* **Your assignment**
Could you please retype all of the data below exactly?

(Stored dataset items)
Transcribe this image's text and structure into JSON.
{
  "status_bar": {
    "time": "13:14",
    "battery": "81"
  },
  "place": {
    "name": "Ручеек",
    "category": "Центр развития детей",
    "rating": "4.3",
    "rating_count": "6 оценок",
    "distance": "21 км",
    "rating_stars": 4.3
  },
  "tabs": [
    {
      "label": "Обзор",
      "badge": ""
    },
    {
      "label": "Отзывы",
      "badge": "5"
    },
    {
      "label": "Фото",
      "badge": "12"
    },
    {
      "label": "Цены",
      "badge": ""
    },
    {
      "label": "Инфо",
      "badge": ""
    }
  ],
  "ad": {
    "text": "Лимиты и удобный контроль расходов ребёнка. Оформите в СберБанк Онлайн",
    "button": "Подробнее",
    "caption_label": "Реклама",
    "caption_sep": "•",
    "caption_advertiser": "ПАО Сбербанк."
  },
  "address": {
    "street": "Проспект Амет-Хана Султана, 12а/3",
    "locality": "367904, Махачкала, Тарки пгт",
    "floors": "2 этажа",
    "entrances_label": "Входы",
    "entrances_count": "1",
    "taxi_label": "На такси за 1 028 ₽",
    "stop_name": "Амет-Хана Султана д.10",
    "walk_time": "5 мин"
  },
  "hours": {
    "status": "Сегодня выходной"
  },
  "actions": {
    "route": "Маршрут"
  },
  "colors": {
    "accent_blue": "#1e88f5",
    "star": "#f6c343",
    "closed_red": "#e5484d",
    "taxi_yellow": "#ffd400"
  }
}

* **Your solution**
Transcribe this image's text and structure into JSON.
{
  "status_bar": {
    "time": "13:14",
    "battery": "81"
  },
  "place": {
    "name": "Ручеек",
    "category": "Центр развития детей",
    "rating": "4.3",
    "rating_count": "6 оценок",
    "distance": "21 км",
    "rating_stars": 4.3
  },
  "tabs": [
    {
      "label": "Обзор",
      "badge": ""
    },
    {
      "label": "Отзывы",
      "badge": "5"
    },
    {
      "label": "Фото",
      "badge": "12"
    },
    {
      "label": "Цены",
      "badge": ""
    },
    {
      "label": "Инфо",
      "badge": ""
    }
  ],
  "ad": {
    "text": "Лимиты и удобный контроль расходов ребёнка. Оформите в СберБанк Онлайн",
    "button": "Подробнее",
    "caption_label": "Реклама",
    "caption_sep": "•",
    "caption_advertiser": "ПАО Сбербанк."
  },
  "address": {
    "street": "Проспект Амет-Хана Султана, 12а/3",
    "locality": "367904, Махачкала, Тарки пгт",
    "floors": "2 этажа",
    "entrances_label": "Входы",
    "entrances_count": "1",
    "taxi_label": "На такси за 1 028 ₽",
    "stop_name": "Амет-Хана Султана д.10",
    "walk_time": "5 мин"
  },
  "hours": {
    "status": "Сегодня выходной"
  },
  "actions": {
    "route": "Маршрут"
  },
  "colors": {
    "accent_blue": "#1e88f5",
    "star": "#f6c343",
    "closed_red": "#e5484d",
    "taxi_yellow": "#ffd400"
  }
}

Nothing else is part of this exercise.